I have to partially borrow the title of (my friend and former colleague) Eliot Van Buskirk’s article on Wired.com for this post: Music: Too Expensive to Be Free, Too Free to Be Expensive. I need to borrow it, because when it comes to the state of digital music business models, this phrase nails it more than any I’ve heard in a long time. I’ve worked on both the consumer and the “rights-holder” side of this business, and the institutional barriers in the music industry have always been, in my view, the biggest obstacle to progress — for all parties involved.
Advertising was supposed to be music’s magic bullet, enabling fans to get the free music they’re going to find anyway while contributing at least something to copyright holder coffers. That dream is fading fast. As legitimate sources for free on-demand music dry up, fans will likely head back to file sharing networks, which is bad news for everyone involved in music — except for, perhaps, hard drive manufacturers.
That paragraph elegantly sums up what I see as a summary of the core institutional issues of the music business. The revenue generation happens so far away from the consumer experience that the two don’t recognize each other anymore. This model worked for a long time while the entire creative, intellectual property, manufacturing, distribution, and retail channels were in the control of a few large entities, because, well, that’s how oligarchies are. The industry’s bent towards “rent seeking” models, however, grew old and tired and then the internet came along and put them all out of their misery. Understand that I lump labels, publishers, and performance rights agencies together into the word “industry”, and rightly so, because this disaggregation of rights is a big cause of their woes. I’m going a bit beyond the scope of Eliot’s article in discussing the various rights owners and their motivations, but it applies when you are a consumer company who must consider the cost of entering a business involving music (and I ‘m not even talking about up front costs and guarantees).

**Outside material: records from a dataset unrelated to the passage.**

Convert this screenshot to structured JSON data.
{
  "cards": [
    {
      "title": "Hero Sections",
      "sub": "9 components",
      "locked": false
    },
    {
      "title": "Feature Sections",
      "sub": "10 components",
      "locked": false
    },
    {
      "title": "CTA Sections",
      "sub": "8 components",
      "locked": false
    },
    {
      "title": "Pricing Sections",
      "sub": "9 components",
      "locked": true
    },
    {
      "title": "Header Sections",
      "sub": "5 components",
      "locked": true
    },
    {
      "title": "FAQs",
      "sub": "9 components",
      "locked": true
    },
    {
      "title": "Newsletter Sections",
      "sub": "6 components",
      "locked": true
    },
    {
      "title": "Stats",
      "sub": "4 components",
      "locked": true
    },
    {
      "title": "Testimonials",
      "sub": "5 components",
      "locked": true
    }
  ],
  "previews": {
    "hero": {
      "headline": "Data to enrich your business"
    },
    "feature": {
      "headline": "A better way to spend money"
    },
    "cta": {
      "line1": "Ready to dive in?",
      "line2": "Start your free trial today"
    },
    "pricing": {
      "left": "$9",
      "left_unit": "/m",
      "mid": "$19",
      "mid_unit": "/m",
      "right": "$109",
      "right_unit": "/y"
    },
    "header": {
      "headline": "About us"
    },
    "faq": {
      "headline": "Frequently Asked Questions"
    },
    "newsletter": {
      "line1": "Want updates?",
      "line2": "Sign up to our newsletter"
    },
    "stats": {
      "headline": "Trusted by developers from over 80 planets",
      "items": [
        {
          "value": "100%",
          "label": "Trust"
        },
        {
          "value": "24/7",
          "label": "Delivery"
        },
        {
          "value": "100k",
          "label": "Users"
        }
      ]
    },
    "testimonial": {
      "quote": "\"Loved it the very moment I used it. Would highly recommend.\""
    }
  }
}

In a recent MidemNetBlog post titled “A Delicate Balancing Act“, Ted Cohen is sympathetic to both sides of the “music industry vs. tech start-up” predicament, and he alludes to the cultural differences between tech entrepreneurs and industry types:
Having been on the label side, I understand the desire AND need to extract value from assets. In my current ongoing work with start-ups, I appreciate their passionate desire to do something innovative with music. These two goals shouldn’t be at odds with each other, and yet they are. The ‘asks’ by the rightsholders are frequently substantial, the expectations from the start-ups are often unrealistic. Neither side is really listening to each other, they are each focused on their own immediate concerns. Understandable, but not very productive.
The expectations for start-ups are often are unrealistic, but innovation is like that, and ultimately, “explaining” the music industry to someone with a good idea and a grasp of the demand side of the equation doesn’t solve the problem. The cultures do need to understand each other better, but the institutional structure of the music industry and the high costs that it creates in comparison to the questionable (and perhaps, now, unknowable) demand is a really, really big problem.